      On the morning of October 28, in 1940, the Italian ambassador to Greece called on Gen. Ioannis Metaxas, the self-appointed prime minister, to demand that Italian troops be allowed to occupy certain strategic areas in Greece. Metaxas curtly responded, “Ochi.” The Italians invaded, but were routed by the Greeks.
      Ochi Day is observed in Greece with military and school parades; it is also a public holiday celebrated in Cyprus with parades”

      Thanks for stopping by, I really appreciate our little exchanges of comments 🙂

      • That’s fascinating, I had no idea. Thanks for telling me about the Greek holiday, I will search more about it.

        Happy Easter, if you are celebrating, of course. If not, happy long weekend. 🙂

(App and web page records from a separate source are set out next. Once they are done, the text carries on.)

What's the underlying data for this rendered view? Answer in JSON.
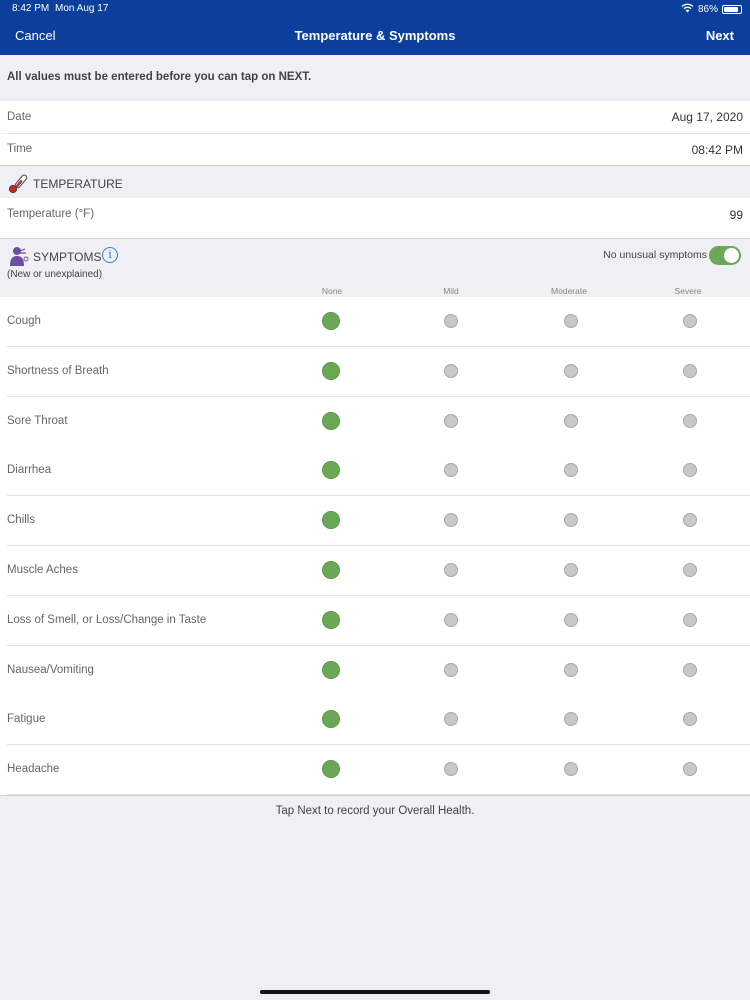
{
  "status_bar": {
    "time": "8:42 PM",
    "date": "Mon Aug 17",
    "battery": "86%",
    "battery_level": 0.86
  },
  "nav": {
    "cancel": "Cancel",
    "title": "Temperature & Symptoms",
    "next": "Next"
  },
  "notice": "All values must be entered before you can tap on NEXT.",
  "date_row": {
    "label": "Date",
    "value": "Aug 17, 2020"
  },
  "time_row": {
    "label": "Time",
    "value": "08:42 PM"
  },
  "temperature": {
    "section_title": "TEMPERATURE",
    "label": "Temperature (°F)",
    "value": "99",
    "icon": "thermometer-icon"
  },
  "symptoms": {
    "section_title": "SYMPTOMS",
    "subtitle": "(New or unexplained)",
    "toggle_label": "No unusual symptoms",
    "toggle_on": true,
    "columns": [
      "None",
      "Mild",
      "Moderate",
      "Severe"
    ],
    "items": [
      {
        "label": "Cough",
        "selected": "None"
      },
      {
        "label": "Shortness of Breath",
        "selected": "None"
      },
      {
        "label": "Sore Throat",
        "selected": "None"
      },
      {
        "label": "Diarrhea",
        "selected": "None"
      },
      {
        "label": "Chills",
        "selected": "None"
      },
      {
        "label": "Muscle Aches",
        "selected": "None"
      },
      {
        "label": "Loss of Smell, or Loss/Change in Taste",
        "selected": "None"
      },
      {
        "label": "Nausea/Vomiting",
        "selected": "None"
      },
      {
        "label": "Fatigue",
        "selected": "None"
      },
      {
        "label": "Headache",
        "selected": "None"
      }
    ]
  },
  "footer": "Tap Next to record your Overall Health.",
  "colors": {
    "header": "#0b3f9b",
    "selected": "#6aa857",
    "unselected": "#c8c8c8"
  }
}
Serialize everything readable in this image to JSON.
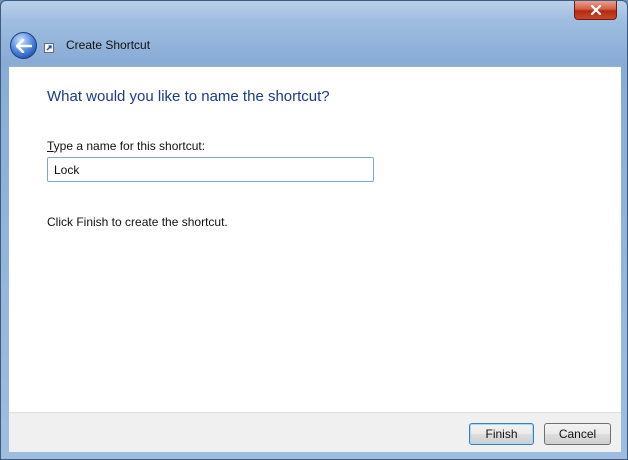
{
  "window": {
    "title": "Create Shortcut",
    "close_icon": "close-icon",
    "back_icon": "back-arrow-icon",
    "title_icon": "shortcut-icon"
  },
  "main": {
    "heading": "What would you like to name the shortcut?",
    "field_label_accesskey": "T",
    "field_label_rest": "ype a name for this shortcut:",
    "name_value": "Lock",
    "hint": "Click Finish to create the shortcut."
  },
  "footer": {
    "finish_label": "Finish",
    "cancel_label": "Cancel"
  },
  "colors": {
    "heading": "#1a3a8f",
    "close_button": "#c9462b",
    "input_border": "#7ba8d4"
  }
}
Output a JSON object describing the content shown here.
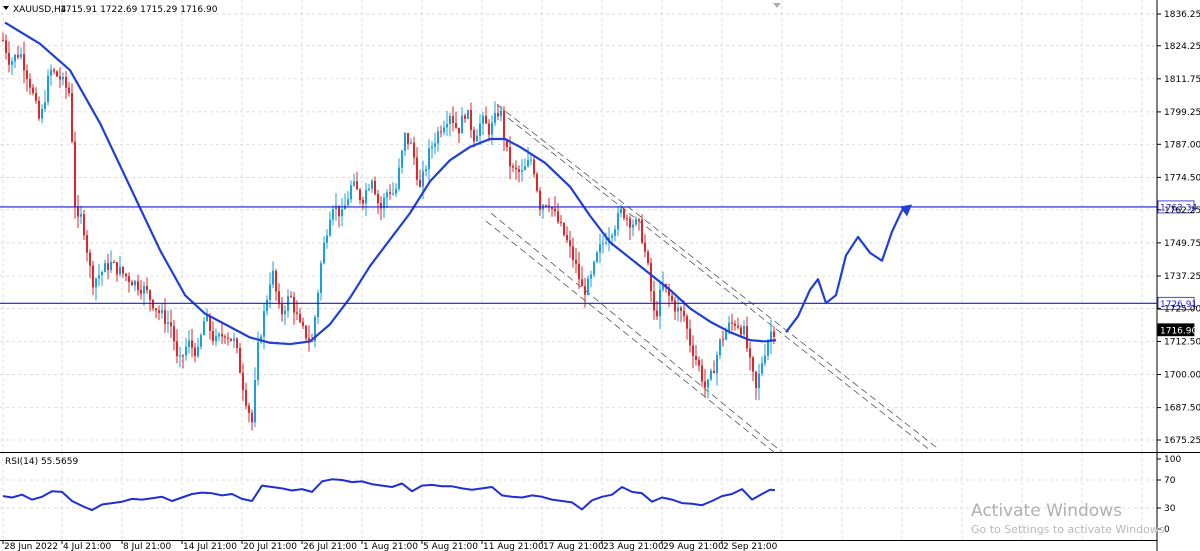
{
  "window": {
    "symbol": "XAUUSD,H4",
    "ohlc": "1715.91 1722.69 1715.29 1716.90",
    "rsi_label": "RSI(14) 55.5659"
  },
  "watermark": {
    "line1": "Activate Windows",
    "line2": "Go to Settings to activate Windows."
  },
  "colors": {
    "bull": "#1a9fe0",
    "bear": "#e0262b",
    "ma": "#1f3fd6",
    "level": "#1a1ad0",
    "projection": "#1f3fd6",
    "grid": "#cfcfcf",
    "channel": "#555555",
    "rsi": "#1f2fd6"
  },
  "chart_data": [
    {
      "type": "candlestick",
      "title": "XAUUSD,H4",
      "x_tick_labels": [
        "28 Jun 2022",
        "4 Jul 21:00",
        "8 Jul 21:00",
        "14 Jul 21:00",
        "20 Jul 21:00",
        "26 Jul 21:00",
        "1 Aug 21:00",
        "5 Aug 21:00",
        "11 Aug 21:00",
        "17 Aug 21:00",
        "23 Aug 21:00",
        "29 Aug 21:00",
        "2 Sep 21:00"
      ],
      "y_ticks": [
        1836.25,
        1824.25,
        1811.75,
        1799.25,
        1787.0,
        1774.5,
        1762.25,
        1749.75,
        1737.25,
        1725.0,
        1712.5,
        1700.0,
        1687.5,
        1675.25
      ],
      "ylim": [
        1670.4,
        1842.3
      ],
      "price_path": [
        [
          0,
          1830
        ],
        [
          10,
          1818
        ],
        [
          20,
          1822
        ],
        [
          30,
          1810
        ],
        [
          40,
          1795
        ],
        [
          50,
          1815
        ],
        [
          60,
          1812
        ],
        [
          70,
          1806
        ],
        [
          76,
          1756
        ],
        [
          82,
          1760
        ],
        [
          92,
          1735
        ],
        [
          110,
          1742
        ],
        [
          130,
          1736
        ],
        [
          145,
          1732
        ],
        [
          158,
          1724
        ],
        [
          172,
          1718
        ],
        [
          178,
          1703
        ],
        [
          188,
          1712
        ],
        [
          198,
          1708
        ],
        [
          205,
          1722
        ],
        [
          215,
          1712
        ],
        [
          225,
          1716
        ],
        [
          235,
          1712
        ],
        [
          245,
          1692
        ],
        [
          252,
          1682
        ],
        [
          258,
          1710
        ],
        [
          265,
          1725
        ],
        [
          272,
          1740
        ],
        [
          280,
          1722
        ],
        [
          290,
          1730
        ],
        [
          300,
          1718
        ],
        [
          312,
          1712
        ],
        [
          322,
          1745
        ],
        [
          332,
          1765
        ],
        [
          342,
          1760
        ],
        [
          352,
          1772
        ],
        [
          362,
          1766
        ],
        [
          372,
          1775
        ],
        [
          380,
          1762
        ],
        [
          388,
          1770
        ],
        [
          395,
          1768
        ],
        [
          405,
          1790
        ],
        [
          412,
          1786
        ],
        [
          420,
          1770
        ],
        [
          430,
          1785
        ],
        [
          440,
          1793
        ],
        [
          450,
          1799
        ],
        [
          458,
          1792
        ],
        [
          466,
          1800
        ],
        [
          474,
          1790
        ],
        [
          482,
          1796
        ],
        [
          490,
          1792
        ],
        [
          500,
          1801
        ],
        [
          506,
          1785
        ],
        [
          512,
          1777
        ],
        [
          522,
          1776
        ],
        [
          532,
          1782
        ],
        [
          540,
          1764
        ],
        [
          548,
          1766
        ],
        [
          555,
          1760
        ],
        [
          565,
          1752
        ],
        [
          575,
          1742
        ],
        [
          583,
          1731
        ],
        [
          590,
          1735
        ],
        [
          598,
          1746
        ],
        [
          606,
          1752
        ],
        [
          614,
          1756
        ],
        [
          622,
          1762
        ],
        [
          630,
          1758
        ],
        [
          640,
          1756
        ],
        [
          648,
          1740
        ],
        [
          655,
          1720
        ],
        [
          662,
          1734
        ],
        [
          668,
          1730
        ],
        [
          676,
          1725
        ],
        [
          684,
          1722
        ],
        [
          690,
          1712
        ],
        [
          698,
          1704
        ],
        [
          706,
          1694
        ],
        [
          712,
          1700
        ],
        [
          720,
          1712
        ],
        [
          728,
          1718
        ],
        [
          736,
          1720
        ],
        [
          744,
          1716
        ],
        [
          750,
          1704
        ],
        [
          756,
          1694
        ],
        [
          762,
          1705
        ],
        [
          770,
          1716
        ],
        [
          776,
          1717
        ]
      ],
      "ma_points": [
        [
          5,
          1833
        ],
        [
          40,
          1825
        ],
        [
          70,
          1815
        ],
        [
          100,
          1795
        ],
        [
          130,
          1771
        ],
        [
          160,
          1747
        ],
        [
          185,
          1730
        ],
        [
          205,
          1723
        ],
        [
          230,
          1718
        ],
        [
          250,
          1714
        ],
        [
          270,
          1712
        ],
        [
          290,
          1711.5
        ],
        [
          310,
          1712.5
        ],
        [
          330,
          1719
        ],
        [
          350,
          1729
        ],
        [
          370,
          1741
        ],
        [
          390,
          1751
        ],
        [
          410,
          1761
        ],
        [
          430,
          1773
        ],
        [
          450,
          1781
        ],
        [
          470,
          1786
        ],
        [
          490,
          1789
        ],
        [
          505,
          1789
        ],
        [
          520,
          1786
        ],
        [
          545,
          1780
        ],
        [
          570,
          1771
        ],
        [
          590,
          1760
        ],
        [
          610,
          1750
        ],
        [
          630,
          1744
        ],
        [
          650,
          1738
        ],
        [
          670,
          1732
        ],
        [
          690,
          1725
        ],
        [
          710,
          1720
        ],
        [
          730,
          1716
        ],
        [
          750,
          1713
        ],
        [
          765,
          1712.5
        ],
        [
          776,
          1713
        ]
      ],
      "levels": [
        {
          "value": 1763.34,
          "label": "1763.34"
        },
        {
          "value": 1726.91,
          "label": "1726.91"
        },
        {
          "value": 1716.9,
          "label": "1716.90"
        }
      ],
      "channel_upper": [
        [
          [
            497,
            1802
          ],
          [
            938,
            1672
          ]
        ],
        [
          [
            508,
            1797
          ],
          [
            928,
            1672
          ]
        ]
      ],
      "channel_lower": [
        [
          [
            486,
            1758
          ],
          [
            776,
            1670
          ]
        ],
        [
          [
            491,
            1761
          ],
          [
            781,
            1671
          ]
        ]
      ],
      "projection": [
        [
          786,
          1716
        ],
        [
          798,
          1722
        ],
        [
          810,
          1732
        ],
        [
          818,
          1736
        ],
        [
          826,
          1727
        ],
        [
          836,
          1730
        ],
        [
          846,
          1745
        ],
        [
          858,
          1752
        ],
        [
          870,
          1746
        ],
        [
          882,
          1743
        ],
        [
          892,
          1754
        ],
        [
          902,
          1762
        ],
        [
          910,
          1763.5
        ]
      ]
    },
    {
      "type": "line",
      "title": "RSI(14) 55.5659",
      "y_ticks": [
        100,
        70,
        30,
        0
      ],
      "ylim": [
        0,
        100
      ],
      "values": [
        [
          3,
          47
        ],
        [
          12,
          45
        ],
        [
          22,
          49
        ],
        [
          32,
          42
        ],
        [
          42,
          46
        ],
        [
          52,
          54
        ],
        [
          62,
          53
        ],
        [
          72,
          40
        ],
        [
          82,
          33
        ],
        [
          92,
          27
        ],
        [
          102,
          35
        ],
        [
          112,
          37
        ],
        [
          122,
          39
        ],
        [
          132,
          43
        ],
        [
          142,
          42
        ],
        [
          152,
          44
        ],
        [
          162,
          46
        ],
        [
          172,
          40
        ],
        [
          182,
          45
        ],
        [
          192,
          50
        ],
        [
          202,
          52
        ],
        [
          212,
          51
        ],
        [
          222,
          48
        ],
        [
          232,
          50
        ],
        [
          242,
          43
        ],
        [
          252,
          40
        ],
        [
          262,
          62
        ],
        [
          272,
          60
        ],
        [
          282,
          58
        ],
        [
          292,
          55
        ],
        [
          302,
          57
        ],
        [
          312,
          53
        ],
        [
          322,
          68
        ],
        [
          332,
          71
        ],
        [
          342,
          70
        ],
        [
          352,
          67
        ],
        [
          362,
          68
        ],
        [
          372,
          64
        ],
        [
          382,
          62
        ],
        [
          392,
          60
        ],
        [
          402,
          65
        ],
        [
          412,
          54
        ],
        [
          422,
          62
        ],
        [
          432,
          63
        ],
        [
          442,
          61
        ],
        [
          452,
          61
        ],
        [
          462,
          58
        ],
        [
          472,
          56
        ],
        [
          482,
          58
        ],
        [
          492,
          60
        ],
        [
          502,
          48
        ],
        [
          512,
          46
        ],
        [
          522,
          45
        ],
        [
          532,
          48
        ],
        [
          542,
          46
        ],
        [
          552,
          42
        ],
        [
          562,
          40
        ],
        [
          572,
          38
        ],
        [
          582,
          28
        ],
        [
          592,
          41
        ],
        [
          602,
          46
        ],
        [
          612,
          49
        ],
        [
          622,
          60
        ],
        [
          632,
          53
        ],
        [
          642,
          51
        ],
        [
          652,
          39
        ],
        [
          662,
          45
        ],
        [
          672,
          42
        ],
        [
          682,
          37
        ],
        [
          692,
          36
        ],
        [
          702,
          34
        ],
        [
          712,
          40
        ],
        [
          722,
          47
        ],
        [
          732,
          50
        ],
        [
          742,
          57
        ],
        [
          752,
          42
        ],
        [
          762,
          50
        ],
        [
          770,
          56
        ],
        [
          775,
          55.5659
        ]
      ]
    }
  ]
}
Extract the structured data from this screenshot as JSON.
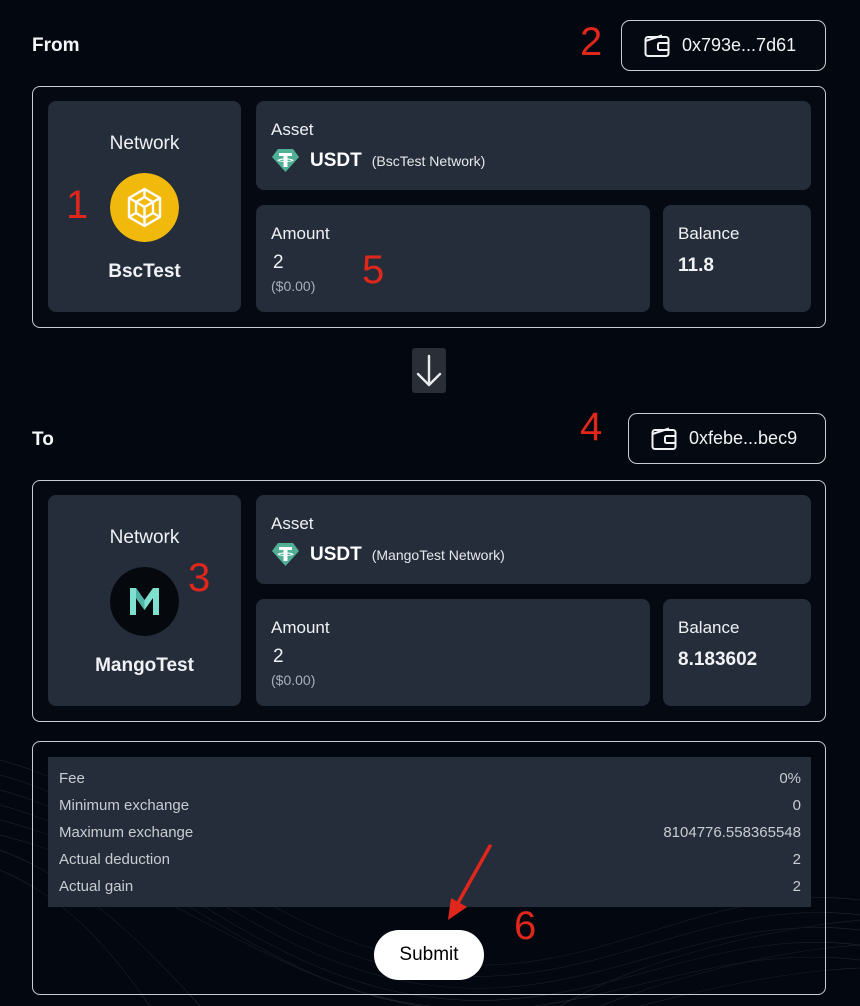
{
  "from": {
    "section_label": "From",
    "wallet_address": "0x793e...7d61",
    "network_title": "Network",
    "network_name": "BscTest",
    "asset_label": "Asset",
    "asset_name": "USDT",
    "asset_network": "(BscTest Network)",
    "amount_label": "Amount",
    "amount_value": "2",
    "amount_usd": "($0.00)",
    "balance_label": "Balance",
    "balance_value": "11.8"
  },
  "to": {
    "section_label": "To",
    "wallet_address": "0xfebe...bec9",
    "network_title": "Network",
    "network_name": "MangoTest",
    "asset_label": "Asset",
    "asset_name": "USDT",
    "asset_network": "(MangoTest Network)",
    "amount_label": "Amount",
    "amount_value": "2",
    "amount_usd": "($0.00)",
    "balance_label": "Balance",
    "balance_value": "8.183602"
  },
  "summary": {
    "rows": [
      {
        "label": "Fee",
        "value": "0%"
      },
      {
        "label": "Minimum exchange",
        "value": "0"
      },
      {
        "label": "Maximum exchange",
        "value": "8104776.558365548"
      },
      {
        "label": "Actual deduction",
        "value": "2"
      },
      {
        "label": "Actual gain",
        "value": "2"
      }
    ]
  },
  "submit_label": "Submit",
  "annotations": {
    "n1": "1",
    "n2": "2",
    "n3": "3",
    "n4": "4",
    "n5": "5",
    "n6": "6"
  },
  "colors": {
    "background": "#030810",
    "card": "#252d3a",
    "annotation": "#e1261c",
    "bnb_yellow": "#f0b90b",
    "usdt_green": "#50af95",
    "mango_teal": "#7fe0d0"
  },
  "icons": {
    "wallet": "wallet-icon",
    "bnb": "bnb-logo",
    "mango": "mango-logo",
    "usdt": "tether-icon",
    "swap": "arrow-down-icon"
  }
}
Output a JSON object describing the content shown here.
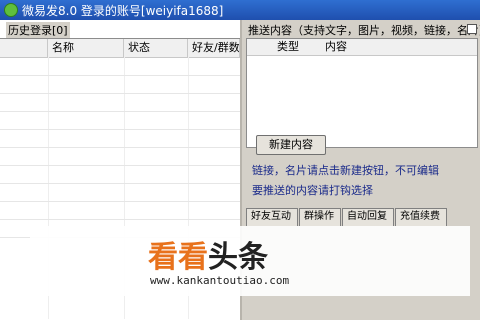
{
  "window": {
    "title": "微易发8.0  登录的账号[weiyifa1688]"
  },
  "history": {
    "label": "历史登录[0]",
    "columns": [
      "名称",
      "状态",
      "好友/群数"
    ]
  },
  "push": {
    "label": "推送内容（支持文字，图片，视频，链接，名片）",
    "columns": [
      "类型",
      "内容"
    ],
    "new_button": "新建内容",
    "note1": "链接，名片请点击新建按钮，不可编辑",
    "note2": "要推送的内容请打钩选择"
  },
  "tabs": [
    "好友互动",
    "群操作",
    "自动回复",
    "充值续费"
  ],
  "watermark": {
    "main_part1": "看看",
    "main_part2": "头条",
    "url": "www.kankantoutiao.com"
  }
}
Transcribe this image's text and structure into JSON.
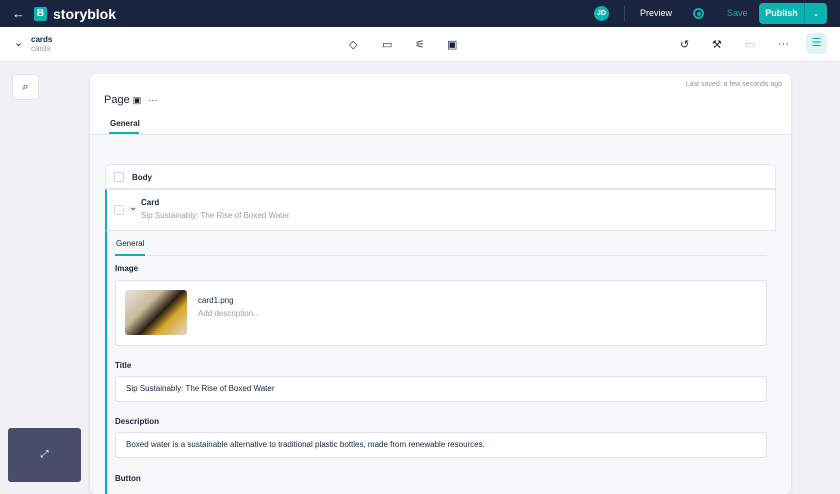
{
  "topbar": {
    "brand": "storyblok",
    "logo_letter": "B",
    "avatar": "JD",
    "preview": "Preview",
    "save": "Save",
    "publish": "Publish"
  },
  "toolbar": {
    "story_name": "cards",
    "story_slug": "cards"
  },
  "editor": {
    "last_saved": "Last saved: a few seconds ago",
    "content_type": "Page",
    "tab": "General",
    "body_label": "Body",
    "block_name": "Card",
    "block_subtitle": "Sip Sustainably: The Rise of Boxed Water",
    "block_tab": "General",
    "image_label": "Image",
    "image_filename": "card1.png",
    "image_desc_placeholder": "Add description...",
    "title_label": "Title",
    "title_value": "Sip Sustainably: The Rise of Boxed Water",
    "description_label": "Description",
    "description_value": "Boxed water is a sustainable alternative to traditional plastic bottles, made from renewable resources.",
    "button_label": "Button"
  }
}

        • Quietly celebrating at home in the garden, as all friends and family live too far away to be classed as ‘local’.

          At least DG has a couple of days off work, the first since lockdown began, so he can relax.

          I hope you enjoy the break too! 🙂

  • Hi there Yvonne!

    So sorry that I only reply now. We’ve been away for the Easter Weekend and we didn’t have any reception at all. Was a good break away!

    I have heard about oculus before and “haar” means hair in Afrikaans!

    Hope you had a wonderful Easter Weekend and that you will have a good week ahead.

    Elza Reads

    • Hi Mareli

      No worries on the delayed comment, I don’t expect you to stop by, it is just good to chat when you have the time.

      I am pleased that you had a good weekend away, the Easter break has flown by, although as we are still in partial lockdown, we didn’t do much, but at least the weather has been good, so we could get out into the garden.

      One of the other commenters said that ‘haar’ is also hair in German, so I am not sure how we Brits managed to turn the word into something weather related – interesting!

      I have loads of Blog Tours in May and I have to get the books read and reviewed, so I know exactly what I shall be doing this week. I hope that you have a good week too! 🙂

Written by Yvonne